Pedalboards section!

You can check out and listen to the Shiro plugins in action in these sweet pedalboards that our community has created and shared (and load them into your Duo at the click of a button):


Swell Boost:

Swell Boost Pedalboard

Everything a multi-layered guitarist needs in their arsenal: a succulent and smooth shimmer swell pad on one path, and a shrieking shrill boost on another path that cuts through the mix like a Japanese ginsu knife! The best part is that there’s a 4-way toggle switch at the start of the chain that allows the source signal to constantly flow, but the 1st and 4th switches toggle either the pad or the boost (or BOTH if you want the NUCLEAR option!). This allows the guitarist to cut the pad or boost, but results in the pad’s trails to remain in the mix as the source signal never changes.



Shimmer machine pedalboard shared

 Using the Harmless plugin combined with the Larynx on a Novation Circuit.


Harmless JCM:

Guitarix JCM-800 and the Shiro Harmless modulator. Such a beautiful sound! Add a little looper and you’re good to go :)


Soap Bubbles:

Soap bubble oleiade pedalboard Psychedelic sound based on Larynx, Chorus and some Panning.


Modulay Madness:

Modulay Gianfranco Pedalboard

Enjoy the Modulay in a simple guitar setup.


201b Pad Shiroverb:

Steve Lawson Pedalboard ShiroverbHuge pad sound with a parallel path for melody, played on a bass.



Kalimba Jam Session Startup Garden Wallifornia Music Tech Pedalboard

Pedalboard used during the Startup Garden at Wallifornia Music Tech. We wanted to show visitors that you can also use the MOD Duo with acoustic instruments and created this nice pad using a synth, a sequencer and a kalimba with a pickup for some solo play. Listen to that tremolo!


Makeshift Pitchshift:

Pitchshift pedalboard Steve LawsonUsing the ‘shimmer’ in the Shiroverb as a pitch-shifter on the bass.


We want to know if you are as thrilled as we are with this integration. Do you look forward to creating your own plugins from Max/MSP? Are you excited about the commercial store? Share your thoughts in the comments below!


PS: Special Offer

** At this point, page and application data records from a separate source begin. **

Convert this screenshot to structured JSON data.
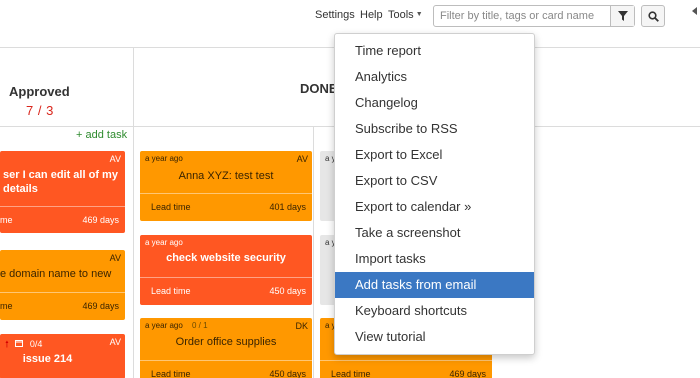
{
  "topbar": {
    "settings": "Settings",
    "help": "Help",
    "tools": "Tools",
    "search_placeholder": "Filter by title, tags or card name"
  },
  "columns": {
    "approved": {
      "title": "Approved",
      "count": "7 / 3",
      "add_task": "+ add task"
    },
    "done": {
      "title": "DONE"
    }
  },
  "cards": {
    "left1": {
      "title": "ser I can edit all of my details",
      "avatar": "AV",
      "lead_label": "me",
      "days": "469 days"
    },
    "left2": {
      "title": "e domain name to new",
      "avatar": "AV",
      "lead_label": "me",
      "days": "469 days"
    },
    "left3": {
      "title": "issue 214",
      "avatar": "AV",
      "meta": "0/4"
    },
    "mid1": {
      "age": "a year ago",
      "avatar": "AV",
      "title": "Anna XYZ: test test",
      "lead_label": "Lead time",
      "days": "401 days"
    },
    "mid2": {
      "age": "a year ago",
      "title": "check website security",
      "lead_label": "Lead time",
      "days": "450 days"
    },
    "mid3": {
      "age": "a year ago",
      "counter": "0 / 1",
      "avatar": "DK",
      "title": "Order office supplies",
      "lead_label": "Lead time",
      "days": "450 days"
    },
    "right1": {
      "age": "a y"
    },
    "right2": {
      "age": "a y"
    },
    "right3": {
      "age": "a y",
      "lead_label": "Lead time",
      "days": "469 days"
    }
  },
  "menu": {
    "items": [
      "Time report",
      "Analytics",
      "Changelog",
      "Subscribe to RSS",
      "Export to Excel",
      "Export to CSV",
      "Export to calendar »",
      "Take a screenshot",
      "Import tasks",
      "Add tasks from email",
      "Keyboard shortcuts",
      "View tutorial"
    ],
    "active_index": 9
  },
  "colors": {
    "orange_card": "#ff9800",
    "red_card": "#ff5722",
    "menu_active": "#3b78c3",
    "wip_count": "#d9261c",
    "add_task": "#2e8b2e"
  }
}
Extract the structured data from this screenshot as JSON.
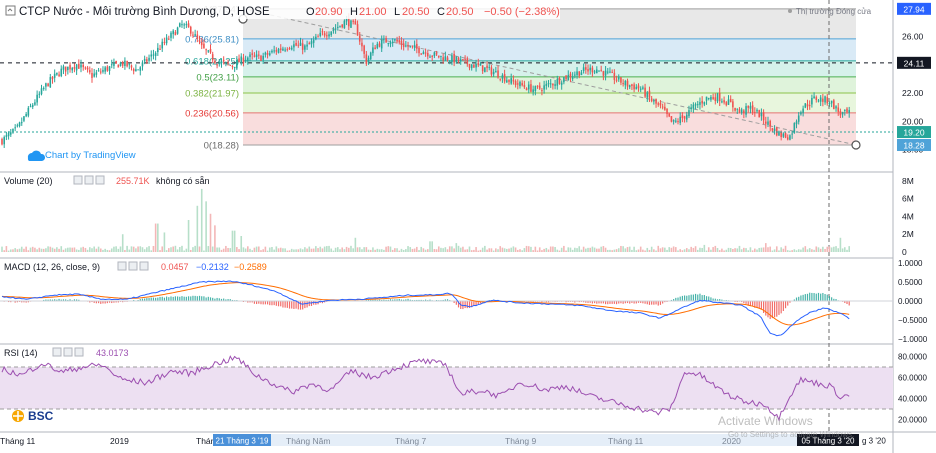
{
  "header": {
    "symbol_title": "CTCP Nước - Môi trường Bình Dương, D, HOSE",
    "ohlc": [
      {
        "label": "O",
        "value": "20.90"
      },
      {
        "label": "H",
        "value": "21.00"
      },
      {
        "label": "L",
        "value": "20.50"
      },
      {
        "label": "C",
        "value": "20.50"
      }
    ],
    "change": "−0.50 (−2.38%)",
    "market_status": "Thị trường Đóng cửa",
    "chart_by": "Chart by TradingView"
  },
  "colors": {
    "up": "#26a69a",
    "down": "#ef5350",
    "macd_line": "#2962ff",
    "signal_line": "#ff6d00",
    "rsi_line": "#9c4fb0",
    "rsi_band": "#ede0f2",
    "trendline": "#9e9e9e"
  },
  "fib": {
    "levels": [
      {
        "label": "1(27.94)",
        "value": 27.94,
        "fill": "#e6e6e6",
        "line": "#9e9e9e",
        "text_color": "#7a7a7a"
      },
      {
        "label": "0.786(25.81)",
        "value": 25.81,
        "fill": "#d5e8f5",
        "line": "#4fa3d8",
        "text_color": "#3f8fc5"
      },
      {
        "label": "0.618(24.25)",
        "value": 24.25,
        "fill": "#d2efe9",
        "line": "#26a69a",
        "text_color": "#26a69a"
      },
      {
        "label": "0.5(23.11)",
        "value": 23.11,
        "fill": "#dcf2d7",
        "line": "#4caf50",
        "text_color": "#43a047"
      },
      {
        "label": "0.382(21.97)",
        "value": 21.97,
        "fill": "#e6f5d9",
        "line": "#8bc34a",
        "text_color": "#7cb342"
      },
      {
        "label": "0.236(20.56)",
        "value": 20.56,
        "fill": "#f8d9d9",
        "line": "#e57373",
        "text_color": "#e53935"
      },
      {
        "label": "0(18.28)",
        "value": 18.28,
        "fill": "none",
        "line": "#9e9e9e",
        "text_color": "#6b6b6b"
      }
    ]
  },
  "price_axis": {
    "ticks": [
      "26.00",
      "24.00",
      "22.00",
      "20.00",
      "18.00"
    ],
    "badges": [
      {
        "value": 27.94,
        "text": "27.94",
        "color": "#2962ff"
      },
      {
        "value": 24.11,
        "text": "24.11",
        "color": "#131722"
      },
      {
        "value": 19.2,
        "text": "19.20",
        "color": "#26a69a"
      },
      {
        "value": 18.28,
        "text": "18.28",
        "color": "#4fa3d8"
      }
    ]
  },
  "volume": {
    "label": "Volume (20)",
    "value_text": "255.71K",
    "note": "không có sẵn",
    "ticks": [
      "8M",
      "6M",
      "4M",
      "2M",
      "0"
    ]
  },
  "macd": {
    "label": "MACD (12, 26, close, 9)",
    "values": [
      "0.0457",
      "−0.2132",
      "−0.2589"
    ],
    "ticks": [
      "1.0000",
      "0.5000",
      "0.0000",
      "−0.5000",
      "−1.0000"
    ]
  },
  "rsi": {
    "label": "RSI (14)",
    "value": "43.0173",
    "ticks": [
      "80.0000",
      "60.0000",
      "40.0000",
      "20.0000"
    ]
  },
  "time_axis": {
    "labels": [
      "Tháng 11",
      "2019",
      "Tháng",
      "Tháng Năm",
      "Tháng 7",
      "Tháng 9",
      "Tháng 11",
      "2020"
    ],
    "highlight_left": "21 Tháng 3 '19",
    "highlight_right": "05 Tháng 3 '20",
    "highlight_right_tail": "g 3 '20"
  },
  "watermark": {
    "title": "Activate Windows",
    "subtitle": "Go to Settings to activate Windows."
  },
  "logo": {
    "text": "BSC"
  },
  "chart_data": {
    "type": "candlestick",
    "x_range": [
      "Tháng 10 2018",
      "05 Tháng 3 '20"
    ],
    "y_axis": {
      "label": "",
      "range": [
        17.5,
        28.0
      ]
    },
    "last": {
      "open": 20.9,
      "high": 21.0,
      "low": 20.5,
      "close": 20.5,
      "change": -0.5,
      "change_pct": -2.38
    },
    "price_anchors": [
      [
        0,
        18.6
      ],
      [
        15,
        19.4
      ],
      [
        30,
        21.1
      ],
      [
        45,
        22.6
      ],
      [
        60,
        23.6
      ],
      [
        75,
        24.0
      ],
      [
        90,
        23.2
      ],
      [
        105,
        23.7
      ],
      [
        120,
        24.1
      ],
      [
        135,
        23.6
      ],
      [
        150,
        24.6
      ],
      [
        165,
        25.7
      ],
      [
        180,
        26.8
      ],
      [
        190,
        26.4
      ],
      [
        200,
        25.2
      ],
      [
        215,
        24.2
      ],
      [
        230,
        23.9
      ],
      [
        245,
        24.5
      ],
      [
        260,
        24.5
      ],
      [
        275,
        25.0
      ],
      [
        290,
        25.4
      ],
      [
        305,
        25.2
      ],
      [
        320,
        26.1
      ],
      [
        335,
        26.6
      ],
      [
        345,
        27.1
      ],
      [
        355,
        26.6
      ],
      [
        365,
        24.2
      ],
      [
        375,
        25.4
      ],
      [
        390,
        25.8
      ],
      [
        405,
        25.3
      ],
      [
        420,
        25.0
      ],
      [
        435,
        24.6
      ],
      [
        450,
        24.4
      ],
      [
        465,
        24.1
      ],
      [
        480,
        23.8
      ],
      [
        495,
        23.4
      ],
      [
        510,
        22.8
      ],
      [
        525,
        22.4
      ],
      [
        535,
        22.2
      ],
      [
        550,
        22.6
      ],
      [
        565,
        23.1
      ],
      [
        580,
        23.5
      ],
      [
        595,
        23.7
      ],
      [
        610,
        23.2
      ],
      [
        625,
        22.6
      ],
      [
        640,
        22.3
      ],
      [
        650,
        21.5
      ],
      [
        662,
        20.8
      ],
      [
        672,
        19.8
      ],
      [
        682,
        20.2
      ],
      [
        694,
        21.0
      ],
      [
        706,
        21.6
      ],
      [
        718,
        21.7
      ],
      [
        730,
        21.2
      ],
      [
        740,
        20.6
      ],
      [
        750,
        20.9
      ],
      [
        760,
        20.4
      ],
      [
        770,
        19.6
      ],
      [
        780,
        19.0
      ],
      [
        790,
        18.9
      ],
      [
        800,
        20.8
      ],
      [
        815,
        21.6
      ],
      [
        830,
        21.4
      ],
      [
        840,
        20.5
      ],
      [
        850,
        20.5
      ]
    ],
    "volume_spikes_millions": [
      [
        122,
        2.0
      ],
      [
        155,
        3.2
      ],
      [
        162,
        2.2
      ],
      [
        186,
        3.6
      ],
      [
        196,
        5.2
      ],
      [
        200,
        7.1
      ],
      [
        204,
        5.7
      ],
      [
        208,
        4.3
      ],
      [
        214,
        3.0
      ],
      [
        232,
        2.4
      ],
      [
        240,
        1.8
      ],
      [
        354,
        1.6
      ],
      [
        430,
        1.2
      ],
      [
        455,
        1.0
      ],
      [
        705,
        0.8
      ],
      [
        766,
        1.0
      ],
      [
        840,
        1.6
      ]
    ],
    "volume_range": [
      0,
      9
    ],
    "macd_range": [
      -1.05,
      1.05
    ],
    "macd_anchors": [
      [
        0,
        0.12
      ],
      [
        25,
        0.04
      ],
      [
        50,
        0.15
      ],
      [
        75,
        0.18
      ],
      [
        100,
        0.05
      ],
      [
        125,
        0.04
      ],
      [
        150,
        0.2
      ],
      [
        180,
        0.38
      ],
      [
        200,
        0.5
      ],
      [
        230,
        0.52
      ],
      [
        250,
        0.42
      ],
      [
        275,
        0.25
      ],
      [
        300,
        -0.08
      ],
      [
        330,
        0.02
      ],
      [
        360,
        0.05
      ],
      [
        385,
        0.1
      ],
      [
        405,
        0.15
      ],
      [
        430,
        0.16
      ],
      [
        450,
        0.2
      ],
      [
        460,
        -0.1
      ],
      [
        470,
        -0.15
      ],
      [
        490,
        0.02
      ],
      [
        520,
        -0.05
      ],
      [
        550,
        -0.08
      ],
      [
        580,
        -0.12
      ],
      [
        610,
        -0.25
      ],
      [
        640,
        -0.32
      ],
      [
        660,
        -0.45
      ],
      [
        680,
        -0.2
      ],
      [
        700,
        0.02
      ],
      [
        720,
        -0.05
      ],
      [
        740,
        -0.1
      ],
      [
        760,
        -0.4
      ],
      [
        770,
        -0.85
      ],
      [
        780,
        -0.92
      ],
      [
        795,
        -0.55
      ],
      [
        810,
        -0.3
      ],
      [
        825,
        -0.18
      ],
      [
        840,
        -0.32
      ],
      [
        850,
        -0.48
      ]
    ],
    "rsi_range": [
      10,
      90
    ],
    "rsi_anchors": [
      [
        0,
        68
      ],
      [
        20,
        62
      ],
      [
        40,
        74
      ],
      [
        60,
        65
      ],
      [
        80,
        70
      ],
      [
        100,
        72
      ],
      [
        120,
        58
      ],
      [
        145,
        55
      ],
      [
        170,
        66
      ],
      [
        190,
        64
      ],
      [
        210,
        72
      ],
      [
        235,
        79
      ],
      [
        255,
        62
      ],
      [
        270,
        55
      ],
      [
        290,
        46
      ],
      [
        310,
        54
      ],
      [
        330,
        48
      ],
      [
        350,
        66
      ],
      [
        370,
        60
      ],
      [
        395,
        69
      ],
      [
        420,
        76
      ],
      [
        445,
        72
      ],
      [
        460,
        44
      ],
      [
        480,
        48
      ],
      [
        500,
        42
      ],
      [
        520,
        56
      ],
      [
        545,
        48
      ],
      [
        565,
        52
      ],
      [
        590,
        42
      ],
      [
        615,
        36
      ],
      [
        640,
        30
      ],
      [
        655,
        26
      ],
      [
        670,
        30
      ],
      [
        685,
        66
      ],
      [
        700,
        62
      ],
      [
        720,
        48
      ],
      [
        735,
        40
      ],
      [
        750,
        36
      ],
      [
        765,
        35
      ],
      [
        778,
        21
      ],
      [
        788,
        40
      ],
      [
        800,
        58
      ],
      [
        815,
        55
      ],
      [
        830,
        52
      ],
      [
        840,
        42
      ],
      [
        850,
        43
      ]
    ]
  }
}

If you buy a MOD Duo before September 30th 2017, you get Max7 for 9 months COMPLETELY FREE.

If you are already a MOD user, you can get Max7 for 9 months for free as well by completing the Great Book of Pedalboards form.